Getting relief into Syria is essential to slow the exodus of refugees and ease the pressure on Syria’s neighbors. But we also need borders to remain open to those who have no choice but to flee for their lives.
And as governments in the region are called upon to do everything in their power to aid those in harm’s way, they need our steadfast support to help cope with refugee populations that are likely to remain in neighboring countries for years to come. My bureau has announced $10 million in new funding for UN Development Program initiatives specifically targeting communities hosting refugees. Giving humanitarian assistance for development purposes is unprecedented for us; but working with host governments to keep borders open and meet their needs is essential to ensuring the protection of refugees. At the recent Berlin Ministerial on Syrian refugees, we called on other countries to also think creatively about how to address this complex crisis and coordinate their humanitarian and development assistance programs.

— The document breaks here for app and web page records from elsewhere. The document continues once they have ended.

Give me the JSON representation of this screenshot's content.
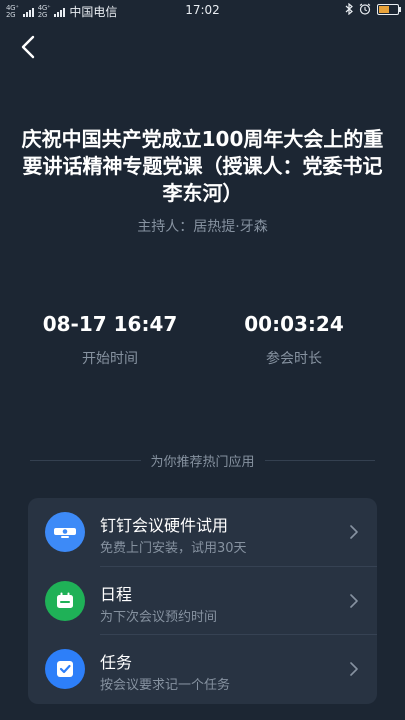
{
  "status_bar": {
    "network_left": "4G⁺ 4G⁺ 2G 2G",
    "carrier": "中国电信",
    "time": "17:02",
    "battery_level": 0.55,
    "icons": [
      "bluetooth-icon",
      "alarm-icon",
      "battery-icon"
    ]
  },
  "header": {
    "back_icon": "chevron-left-icon"
  },
  "meeting": {
    "title": "庆祝中国共产党成立100周年大会上的重要讲话精神专题党课（授课人：党委书记李东河）",
    "host": "主持人：居热提·牙森",
    "start_time_value": "08-17 16:47",
    "start_time_label": "开始时间",
    "duration_value": "00:03:24",
    "duration_label": "参会时长"
  },
  "recommend": {
    "heading": "为你推荐热门应用",
    "items": [
      {
        "title": "钉钉会议硬件试用",
        "subtitle": "免费上门安装，试用30天",
        "icon": "meeting-camera-icon",
        "color": "#3d8af7"
      },
      {
        "title": "日程",
        "subtitle": "为下次会议预约时间",
        "icon": "calendar-icon",
        "color": "#1fb157"
      },
      {
        "title": "任务",
        "subtitle": "按会议要求记一个任务",
        "icon": "task-check-icon",
        "color": "#2d7ff9"
      }
    ]
  }
}
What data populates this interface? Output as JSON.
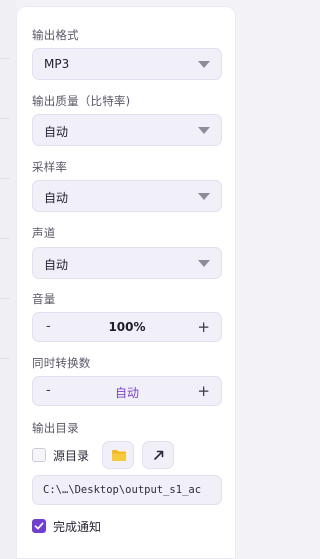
{
  "output_format": {
    "label": "输出格式",
    "value": "MP3"
  },
  "output_quality": {
    "label": "输出质量（比特率)",
    "value": "自动"
  },
  "sample_rate": {
    "label": "采样率",
    "value": "自动"
  },
  "channels": {
    "label": "声道",
    "value": "自动"
  },
  "volume": {
    "label": "音量",
    "value": "100%",
    "decrement": "-",
    "increment": "+"
  },
  "concurrency": {
    "label": "同时转换数",
    "value": "自动",
    "decrement": "-",
    "increment": "+"
  },
  "output_dir": {
    "label": "输出目录",
    "source_dir_label": "源目录",
    "source_dir_checked": false,
    "path": "C:\\…\\Desktop\\output_s1_ac",
    "folder_icon": "folder-icon",
    "open_icon": "arrow-up-right-icon"
  },
  "notify": {
    "label": "完成通知",
    "checked": true
  },
  "colors": {
    "accent": "#6f3fcf",
    "folder": "#f2b824"
  }
}
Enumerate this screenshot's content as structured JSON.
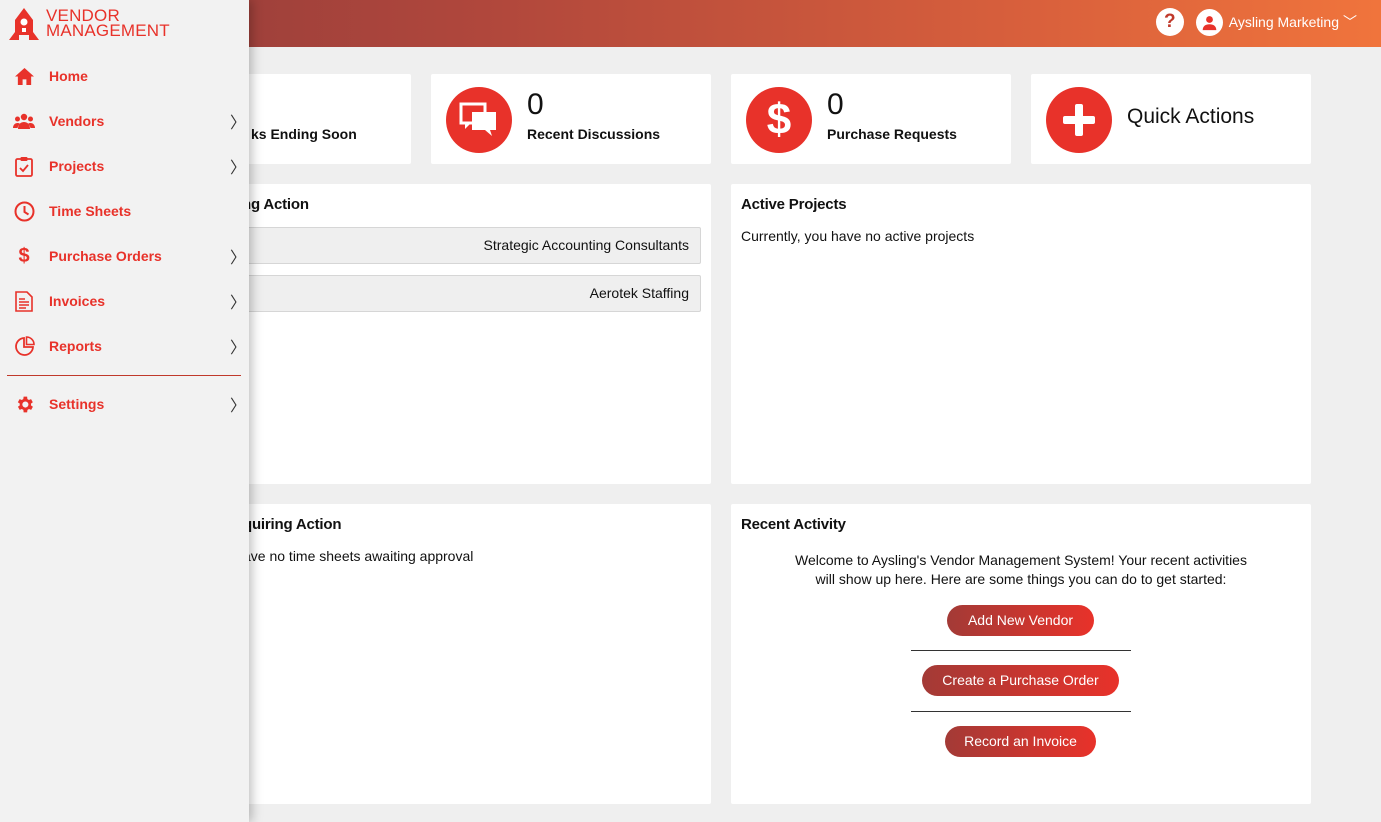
{
  "app": {
    "logo_line1": "VENDOR",
    "logo_line2": "MANAGEMENT"
  },
  "header": {
    "help_glyph": "?",
    "user_name": "Aysling Marketing",
    "user_chevron": "﹀"
  },
  "sidebar": {
    "items": [
      {
        "label": "Home",
        "icon": "home-icon"
      },
      {
        "label": "Vendors",
        "icon": "users-icon",
        "chevron": "〉"
      },
      {
        "label": "Projects",
        "icon": "clipboard-check-icon",
        "chevron": "〉"
      },
      {
        "label": "Time Sheets",
        "icon": "clock-icon"
      },
      {
        "label": "Purchase Orders",
        "icon": "dollar-icon",
        "chevron": "〉"
      },
      {
        "label": "Invoices",
        "icon": "invoice-icon",
        "chevron": "〉"
      },
      {
        "label": "Reports",
        "icon": "reports-icon",
        "chevron": "〉"
      },
      {
        "label": "Settings",
        "icon": "gear-icon",
        "chevron": "〉"
      }
    ]
  },
  "stats": {
    "tasks_label": "ks Ending Soon",
    "discussions_count": "0",
    "discussions_label": "Recent Discussions",
    "purchase_count": "0",
    "purchase_label": "Purchase Requests",
    "quick_actions_label": "Quick Actions"
  },
  "pending_panel": {
    "title": "ng Action",
    "rows": [
      "Strategic Accounting Consultants",
      "Aerotek Staffing"
    ]
  },
  "active_projects": {
    "title": "Active Projects",
    "text": "Currently, you have no active projects"
  },
  "timesheets_panel": {
    "title": "quiring Action",
    "text": "ave no time sheets awaiting approval"
  },
  "recent_activity": {
    "title": "Recent Activity",
    "welcome_line1": "Welcome to Aysling's Vendor Management System! Your recent activities",
    "welcome_line2": "will show up here. Here are some things you can do to get started:",
    "buttons": [
      "Add New Vendor",
      "Create a Purchase Order",
      "Record an Invoice"
    ]
  },
  "colors": {
    "accent": "#e8322a",
    "header_start": "#8e3a3a",
    "header_end": "#f0743c"
  }
}
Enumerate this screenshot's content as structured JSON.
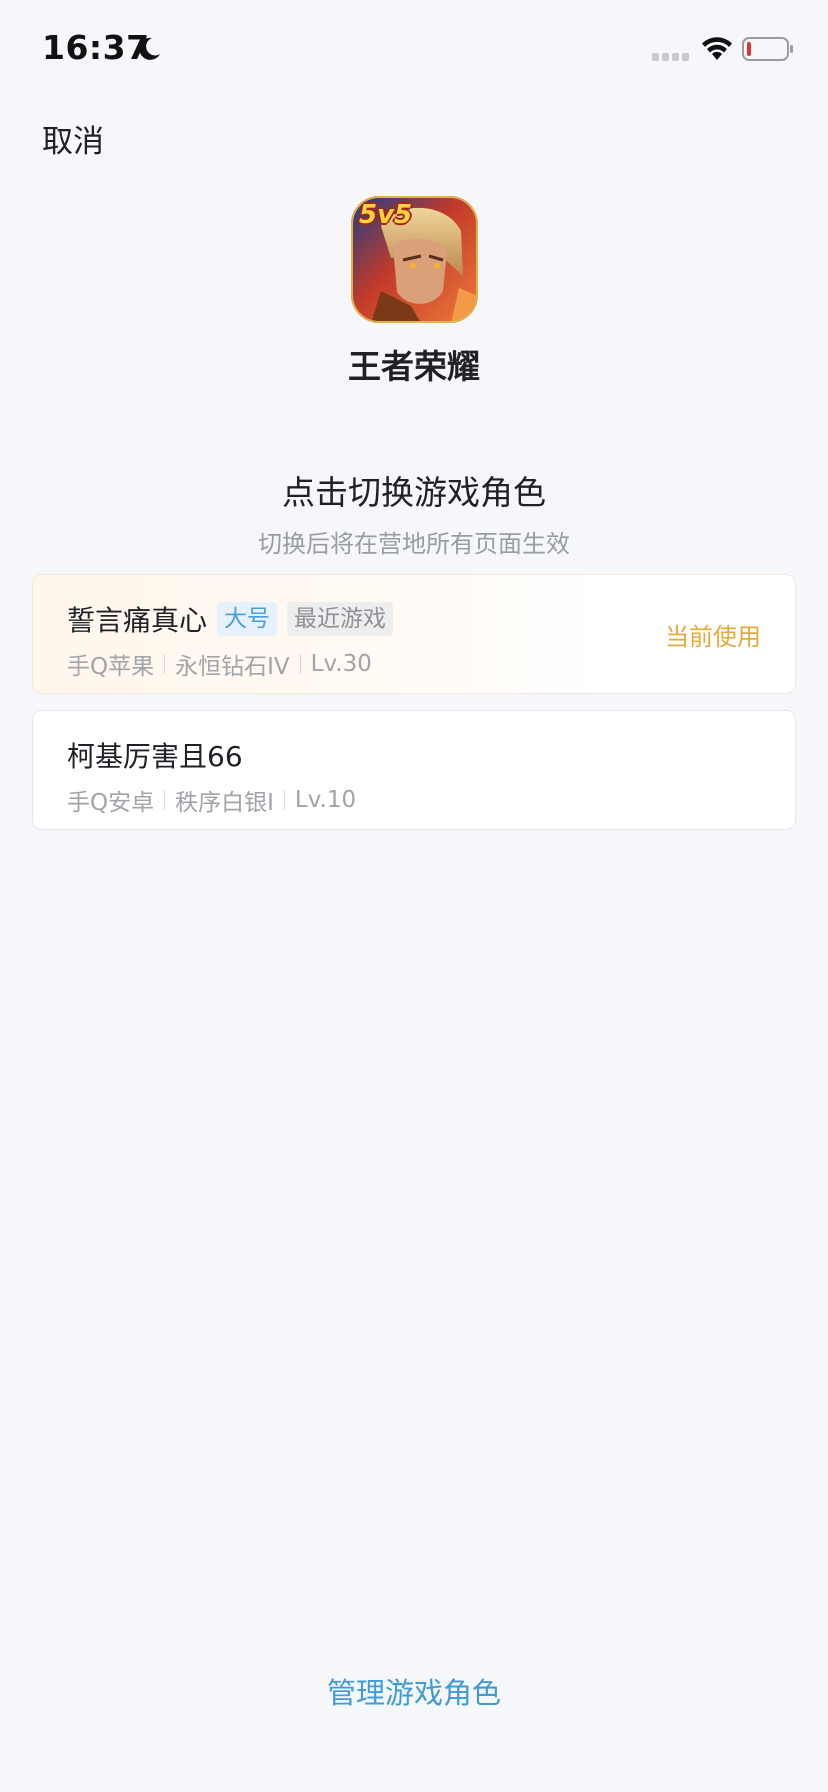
{
  "status_bar": {
    "time": "16:37",
    "icons": [
      "moon-icon",
      "signal-icon",
      "wifi-icon",
      "battery-icon"
    ]
  },
  "nav": {
    "cancel_label": "取消"
  },
  "game": {
    "name": "王者荣耀",
    "icon_badge": "5v5"
  },
  "section": {
    "title": "点击切换游戏角色",
    "subtitle": "切换后将在营地所有页面生效"
  },
  "roles": [
    {
      "name": "誓言痛真心",
      "tags": [
        "大号",
        "最近游戏"
      ],
      "platform": "手Q苹果",
      "rank": "永恒钻石IV",
      "level": "Lv.30",
      "status": "当前使用"
    },
    {
      "name": "柯基厉害且66",
      "platform": "手Q安卓",
      "rank": "秩序白银I",
      "level": "Lv.10"
    }
  ],
  "footer": {
    "manage_label": "管理游戏角色"
  },
  "colors": {
    "background": "#f6f7fb",
    "accent_blue": "#3f9cd8",
    "current_gold": "#e5a93a",
    "battery_low": "#e0352b"
  }
}
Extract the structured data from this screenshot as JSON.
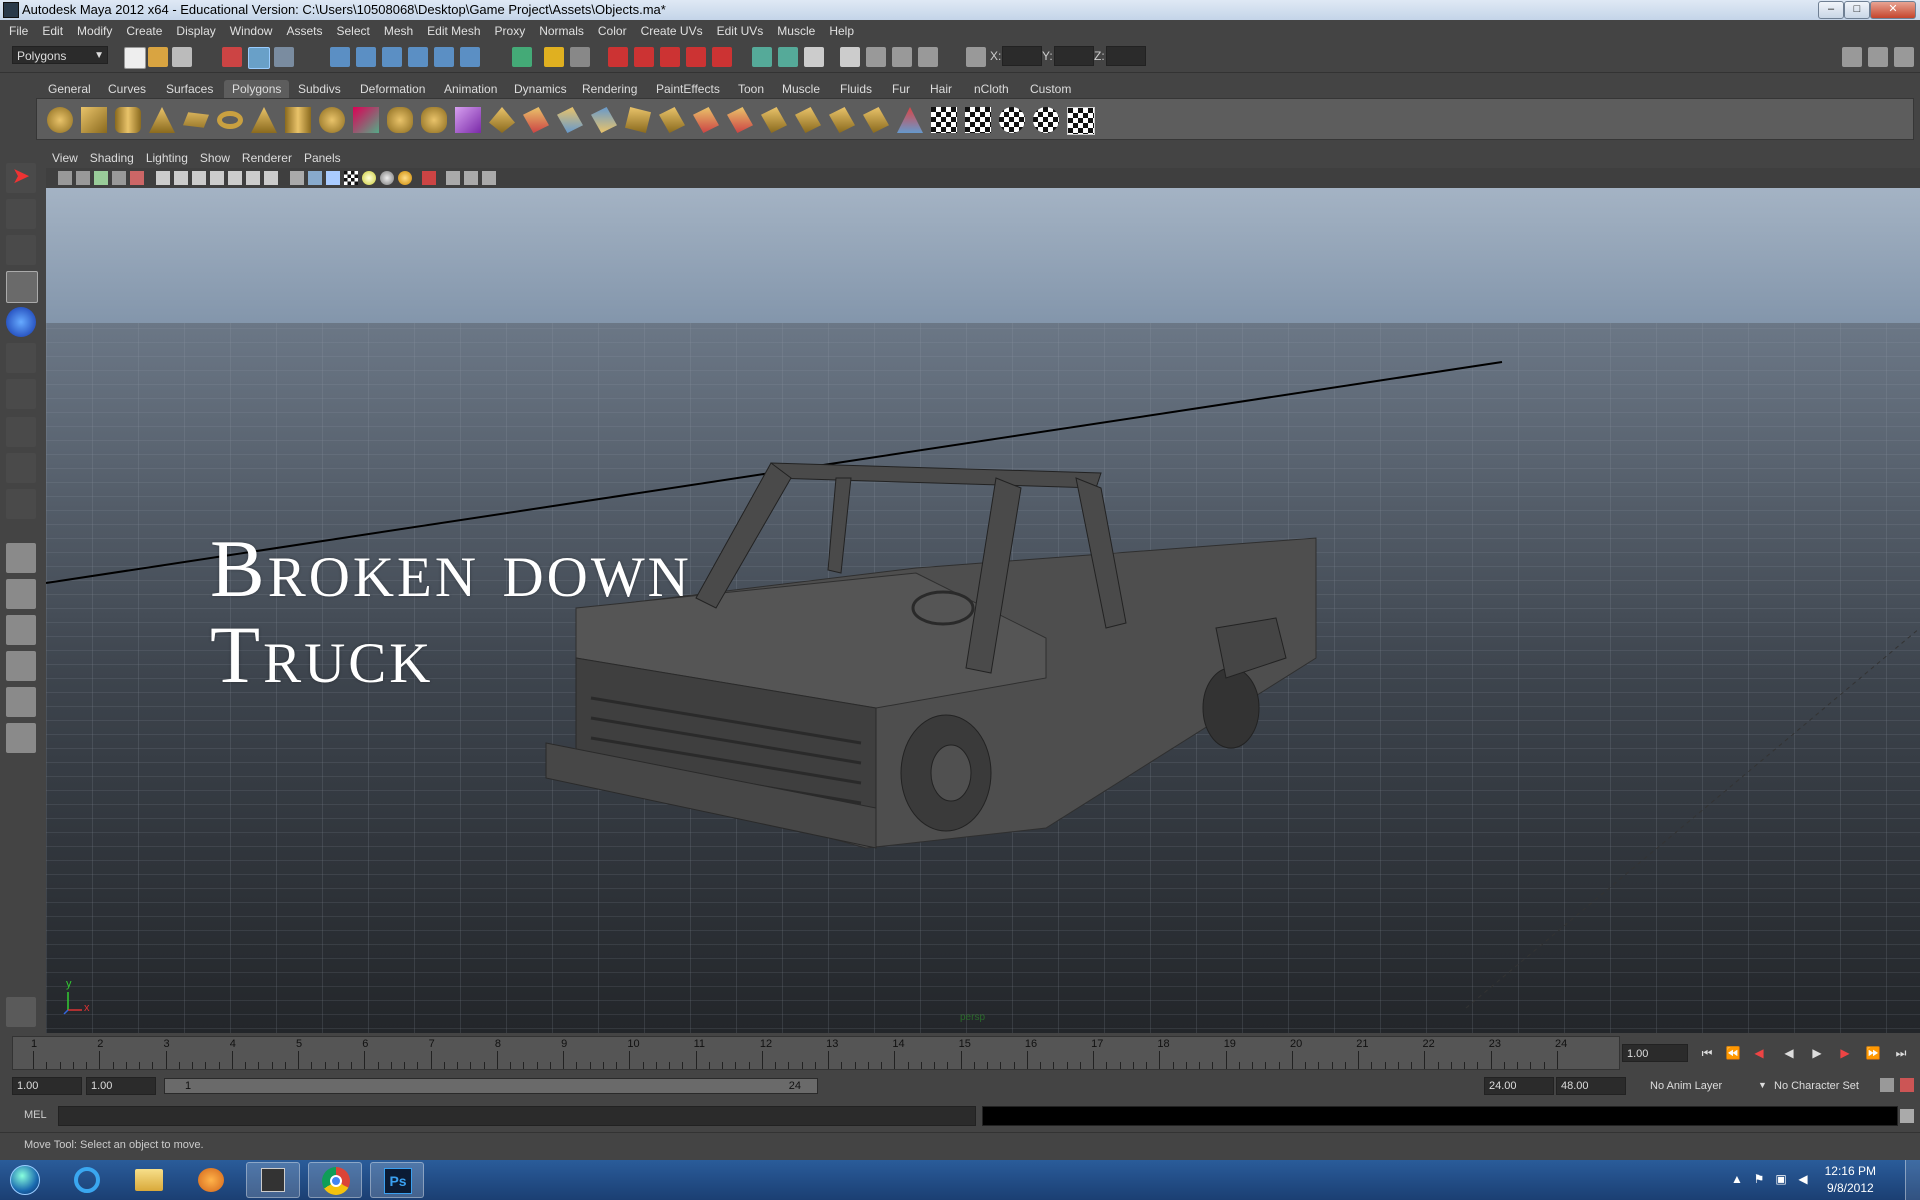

As we face these historic challenges, U.S. leadership, humanitarian diplomacy, and resources remain critical to the effort. Thirty percent of international humanitarian assistance marshaled in response to the Syrian crisis has come from us - the United States - with more than $3 billion in aid over three years, including nearly $135 million recently in funding for emergency food. Our contributions to aid Iraqi civilians in Fiscal Year 2014 totaled more than $208 million.
Our refugee admissions program also extends help and hope to those displaced and endangered by the violence in Syria and Iraq. Since 2007, we have resettled more than 115,000 Iraqis.
In recent months, the United States has received referrals for nearly 9,000 Syrian refugees. Roughly a thousand new referrals come from the United Nations refugee agency each month, and more Syrian refugees arrived in the United States in the first two months of this year than arrived in all of last year. We expect that number to continue to climb.
The U.S. government will use every means available to protect and assist vulnerable Iraqis and Syrians. Failure to do so could endanger millions of innocent civilians. But the needs are vast and U.S. leadership remains vital. Thank you and I welcome your questions.